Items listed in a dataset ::
══════════════════════════════

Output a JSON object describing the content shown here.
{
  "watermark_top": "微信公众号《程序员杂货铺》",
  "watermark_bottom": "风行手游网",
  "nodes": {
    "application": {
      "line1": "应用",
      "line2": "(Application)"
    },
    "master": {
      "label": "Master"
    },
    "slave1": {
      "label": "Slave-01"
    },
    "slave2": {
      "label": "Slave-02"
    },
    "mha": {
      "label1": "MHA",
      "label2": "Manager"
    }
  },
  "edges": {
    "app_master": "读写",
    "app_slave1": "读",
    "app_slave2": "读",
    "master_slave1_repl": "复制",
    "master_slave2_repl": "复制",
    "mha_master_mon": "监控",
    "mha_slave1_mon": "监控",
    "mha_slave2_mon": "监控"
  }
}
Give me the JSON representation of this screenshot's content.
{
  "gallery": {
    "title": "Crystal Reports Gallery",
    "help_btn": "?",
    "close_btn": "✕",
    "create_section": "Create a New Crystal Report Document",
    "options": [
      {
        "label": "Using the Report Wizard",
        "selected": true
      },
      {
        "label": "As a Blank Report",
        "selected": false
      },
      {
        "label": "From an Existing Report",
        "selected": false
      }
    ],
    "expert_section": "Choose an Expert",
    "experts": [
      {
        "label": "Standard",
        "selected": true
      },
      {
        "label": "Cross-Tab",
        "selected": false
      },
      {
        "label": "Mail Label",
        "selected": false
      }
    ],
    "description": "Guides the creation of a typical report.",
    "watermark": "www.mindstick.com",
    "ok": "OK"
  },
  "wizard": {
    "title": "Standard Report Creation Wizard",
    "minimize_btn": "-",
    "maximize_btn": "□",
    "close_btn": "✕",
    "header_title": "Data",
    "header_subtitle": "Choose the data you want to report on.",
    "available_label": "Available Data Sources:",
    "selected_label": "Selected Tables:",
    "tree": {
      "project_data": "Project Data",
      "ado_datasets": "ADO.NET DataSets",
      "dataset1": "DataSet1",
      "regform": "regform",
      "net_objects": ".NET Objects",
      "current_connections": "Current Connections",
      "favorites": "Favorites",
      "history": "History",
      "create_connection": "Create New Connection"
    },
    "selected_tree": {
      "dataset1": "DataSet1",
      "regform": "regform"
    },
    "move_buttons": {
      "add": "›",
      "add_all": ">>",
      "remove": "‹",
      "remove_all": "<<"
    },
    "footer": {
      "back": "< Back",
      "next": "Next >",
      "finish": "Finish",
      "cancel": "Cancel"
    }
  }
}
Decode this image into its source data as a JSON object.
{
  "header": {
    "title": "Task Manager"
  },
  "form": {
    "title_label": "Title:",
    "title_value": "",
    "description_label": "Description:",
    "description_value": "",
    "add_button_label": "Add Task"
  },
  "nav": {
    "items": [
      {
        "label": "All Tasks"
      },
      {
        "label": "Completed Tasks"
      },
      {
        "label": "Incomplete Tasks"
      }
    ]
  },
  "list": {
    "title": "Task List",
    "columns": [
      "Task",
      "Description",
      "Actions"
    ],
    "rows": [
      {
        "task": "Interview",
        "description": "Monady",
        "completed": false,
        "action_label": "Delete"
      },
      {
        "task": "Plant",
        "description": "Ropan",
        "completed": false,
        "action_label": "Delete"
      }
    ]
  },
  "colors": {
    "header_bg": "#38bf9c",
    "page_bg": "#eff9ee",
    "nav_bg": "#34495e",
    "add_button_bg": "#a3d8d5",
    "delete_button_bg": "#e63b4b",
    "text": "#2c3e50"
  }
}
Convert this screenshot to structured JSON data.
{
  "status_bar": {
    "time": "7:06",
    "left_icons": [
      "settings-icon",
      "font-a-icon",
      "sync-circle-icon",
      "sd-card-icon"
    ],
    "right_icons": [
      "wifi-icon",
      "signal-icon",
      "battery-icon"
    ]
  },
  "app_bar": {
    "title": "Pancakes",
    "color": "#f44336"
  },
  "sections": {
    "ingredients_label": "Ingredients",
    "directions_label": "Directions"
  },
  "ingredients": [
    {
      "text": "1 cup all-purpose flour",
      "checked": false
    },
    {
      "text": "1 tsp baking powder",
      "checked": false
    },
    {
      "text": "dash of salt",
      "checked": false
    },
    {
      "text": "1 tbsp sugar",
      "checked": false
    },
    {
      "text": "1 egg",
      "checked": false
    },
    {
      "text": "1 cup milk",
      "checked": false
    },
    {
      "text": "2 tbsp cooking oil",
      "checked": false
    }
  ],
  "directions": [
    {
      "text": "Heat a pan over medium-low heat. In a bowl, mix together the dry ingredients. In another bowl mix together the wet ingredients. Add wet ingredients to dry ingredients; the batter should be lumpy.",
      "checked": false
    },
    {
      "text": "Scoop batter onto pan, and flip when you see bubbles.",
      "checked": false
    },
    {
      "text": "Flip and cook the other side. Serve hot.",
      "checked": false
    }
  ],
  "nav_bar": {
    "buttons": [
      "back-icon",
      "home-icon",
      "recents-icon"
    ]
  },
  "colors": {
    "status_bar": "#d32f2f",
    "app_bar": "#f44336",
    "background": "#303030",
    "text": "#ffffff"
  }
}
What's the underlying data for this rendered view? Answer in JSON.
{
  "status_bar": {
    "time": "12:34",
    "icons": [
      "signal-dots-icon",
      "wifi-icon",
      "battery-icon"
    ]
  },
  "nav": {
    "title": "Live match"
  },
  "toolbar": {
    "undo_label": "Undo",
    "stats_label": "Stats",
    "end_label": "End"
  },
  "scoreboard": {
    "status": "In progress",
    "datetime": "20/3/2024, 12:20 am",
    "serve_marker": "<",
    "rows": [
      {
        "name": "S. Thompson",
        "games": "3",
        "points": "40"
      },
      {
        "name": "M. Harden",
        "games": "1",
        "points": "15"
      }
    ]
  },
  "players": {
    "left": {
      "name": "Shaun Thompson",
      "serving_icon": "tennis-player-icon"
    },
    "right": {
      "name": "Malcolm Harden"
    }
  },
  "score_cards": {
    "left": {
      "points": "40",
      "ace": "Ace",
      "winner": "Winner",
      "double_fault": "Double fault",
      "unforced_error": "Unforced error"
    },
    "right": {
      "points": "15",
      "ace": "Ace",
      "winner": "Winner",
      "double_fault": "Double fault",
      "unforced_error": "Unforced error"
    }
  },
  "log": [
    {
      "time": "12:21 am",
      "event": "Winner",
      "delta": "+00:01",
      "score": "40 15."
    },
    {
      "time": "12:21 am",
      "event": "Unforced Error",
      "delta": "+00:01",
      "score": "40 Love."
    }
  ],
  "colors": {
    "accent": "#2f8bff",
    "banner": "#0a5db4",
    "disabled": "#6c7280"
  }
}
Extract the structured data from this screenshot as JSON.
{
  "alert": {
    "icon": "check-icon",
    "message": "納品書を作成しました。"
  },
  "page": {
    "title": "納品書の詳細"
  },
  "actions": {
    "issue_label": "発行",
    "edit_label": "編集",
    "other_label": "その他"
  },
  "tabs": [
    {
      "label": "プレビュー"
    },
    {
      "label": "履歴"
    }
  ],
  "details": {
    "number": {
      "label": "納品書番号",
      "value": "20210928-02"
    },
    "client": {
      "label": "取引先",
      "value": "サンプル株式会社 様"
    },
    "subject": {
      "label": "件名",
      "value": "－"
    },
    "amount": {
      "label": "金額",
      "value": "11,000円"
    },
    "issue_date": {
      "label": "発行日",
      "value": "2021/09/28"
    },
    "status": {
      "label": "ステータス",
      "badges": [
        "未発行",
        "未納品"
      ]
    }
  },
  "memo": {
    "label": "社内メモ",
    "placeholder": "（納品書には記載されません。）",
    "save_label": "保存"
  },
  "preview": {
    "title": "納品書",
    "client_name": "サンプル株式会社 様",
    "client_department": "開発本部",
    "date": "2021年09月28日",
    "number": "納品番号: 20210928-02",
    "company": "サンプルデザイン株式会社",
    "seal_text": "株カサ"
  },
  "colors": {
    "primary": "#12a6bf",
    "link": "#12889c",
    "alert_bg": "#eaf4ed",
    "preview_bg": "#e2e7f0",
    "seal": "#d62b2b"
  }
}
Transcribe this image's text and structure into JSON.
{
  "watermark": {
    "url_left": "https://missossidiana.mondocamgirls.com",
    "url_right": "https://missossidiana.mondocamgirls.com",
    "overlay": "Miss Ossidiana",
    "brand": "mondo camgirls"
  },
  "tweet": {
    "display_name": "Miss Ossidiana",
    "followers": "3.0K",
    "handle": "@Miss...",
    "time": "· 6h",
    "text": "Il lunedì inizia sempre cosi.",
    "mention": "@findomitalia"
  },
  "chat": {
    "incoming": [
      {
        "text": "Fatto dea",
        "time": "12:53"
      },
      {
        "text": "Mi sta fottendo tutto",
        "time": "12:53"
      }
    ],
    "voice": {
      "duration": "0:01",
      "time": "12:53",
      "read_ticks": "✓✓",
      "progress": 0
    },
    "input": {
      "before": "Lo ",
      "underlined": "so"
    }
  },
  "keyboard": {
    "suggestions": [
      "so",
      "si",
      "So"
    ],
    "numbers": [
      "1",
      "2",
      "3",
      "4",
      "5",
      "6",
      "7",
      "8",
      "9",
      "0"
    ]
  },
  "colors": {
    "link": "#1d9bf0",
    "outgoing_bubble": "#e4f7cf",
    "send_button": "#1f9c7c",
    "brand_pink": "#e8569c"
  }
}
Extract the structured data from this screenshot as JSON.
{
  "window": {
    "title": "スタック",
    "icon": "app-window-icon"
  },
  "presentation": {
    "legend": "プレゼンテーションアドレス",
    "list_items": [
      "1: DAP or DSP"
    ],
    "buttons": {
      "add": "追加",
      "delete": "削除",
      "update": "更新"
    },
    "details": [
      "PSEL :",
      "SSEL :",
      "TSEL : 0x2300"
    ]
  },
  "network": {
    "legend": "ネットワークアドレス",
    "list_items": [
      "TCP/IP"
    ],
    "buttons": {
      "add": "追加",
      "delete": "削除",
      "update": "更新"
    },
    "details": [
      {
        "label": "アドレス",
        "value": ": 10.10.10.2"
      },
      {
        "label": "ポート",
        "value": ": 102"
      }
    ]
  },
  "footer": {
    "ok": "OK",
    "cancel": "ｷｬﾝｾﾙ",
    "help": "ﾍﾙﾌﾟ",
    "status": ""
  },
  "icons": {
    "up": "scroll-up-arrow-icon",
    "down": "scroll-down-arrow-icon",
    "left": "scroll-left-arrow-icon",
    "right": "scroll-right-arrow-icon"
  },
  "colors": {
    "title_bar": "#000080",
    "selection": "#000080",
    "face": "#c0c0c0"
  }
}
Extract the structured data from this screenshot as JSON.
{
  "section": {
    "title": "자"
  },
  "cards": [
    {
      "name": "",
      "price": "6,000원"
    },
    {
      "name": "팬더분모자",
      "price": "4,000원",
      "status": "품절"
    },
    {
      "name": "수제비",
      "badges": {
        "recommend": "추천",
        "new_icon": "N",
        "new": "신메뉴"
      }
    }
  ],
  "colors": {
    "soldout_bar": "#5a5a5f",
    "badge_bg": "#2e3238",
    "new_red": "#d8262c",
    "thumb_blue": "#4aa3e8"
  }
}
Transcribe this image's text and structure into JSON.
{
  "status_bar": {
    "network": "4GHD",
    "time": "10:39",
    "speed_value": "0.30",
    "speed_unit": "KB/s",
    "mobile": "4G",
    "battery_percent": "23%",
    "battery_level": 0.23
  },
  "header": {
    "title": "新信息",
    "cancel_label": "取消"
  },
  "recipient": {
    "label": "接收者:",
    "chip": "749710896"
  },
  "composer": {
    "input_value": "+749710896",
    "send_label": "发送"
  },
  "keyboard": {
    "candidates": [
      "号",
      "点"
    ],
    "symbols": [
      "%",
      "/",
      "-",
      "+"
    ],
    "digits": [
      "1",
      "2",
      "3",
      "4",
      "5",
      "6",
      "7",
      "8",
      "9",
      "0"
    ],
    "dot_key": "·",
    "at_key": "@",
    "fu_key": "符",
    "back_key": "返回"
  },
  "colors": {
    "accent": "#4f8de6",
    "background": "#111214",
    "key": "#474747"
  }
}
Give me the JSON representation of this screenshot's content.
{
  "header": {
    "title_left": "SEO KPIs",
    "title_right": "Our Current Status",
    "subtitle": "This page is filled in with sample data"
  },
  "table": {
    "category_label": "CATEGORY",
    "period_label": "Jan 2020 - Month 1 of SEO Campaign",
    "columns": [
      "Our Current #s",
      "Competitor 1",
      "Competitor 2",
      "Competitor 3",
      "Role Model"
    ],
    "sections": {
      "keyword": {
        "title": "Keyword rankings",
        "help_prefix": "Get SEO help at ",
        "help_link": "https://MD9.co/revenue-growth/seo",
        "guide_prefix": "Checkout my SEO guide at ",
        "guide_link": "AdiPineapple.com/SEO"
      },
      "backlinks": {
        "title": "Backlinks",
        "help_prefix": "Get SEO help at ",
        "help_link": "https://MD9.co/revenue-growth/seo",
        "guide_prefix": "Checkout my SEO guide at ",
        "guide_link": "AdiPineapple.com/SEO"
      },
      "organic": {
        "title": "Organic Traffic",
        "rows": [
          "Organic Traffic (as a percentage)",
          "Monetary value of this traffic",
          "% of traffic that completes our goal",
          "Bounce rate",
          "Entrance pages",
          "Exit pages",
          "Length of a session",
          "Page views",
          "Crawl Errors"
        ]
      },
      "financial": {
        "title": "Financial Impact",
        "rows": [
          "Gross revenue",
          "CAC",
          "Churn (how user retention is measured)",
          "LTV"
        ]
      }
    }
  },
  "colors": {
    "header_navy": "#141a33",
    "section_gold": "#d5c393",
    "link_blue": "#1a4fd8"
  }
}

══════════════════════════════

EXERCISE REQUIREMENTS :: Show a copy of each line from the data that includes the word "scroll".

SOLUTION TO THE PROBLEM ::
    "up": "scroll-up-arrow-icon",
    "down": "scroll-down-arrow-icon",
    "left": "scroll-left-arrow-icon",
    "right": "scroll-right-arrow-icon"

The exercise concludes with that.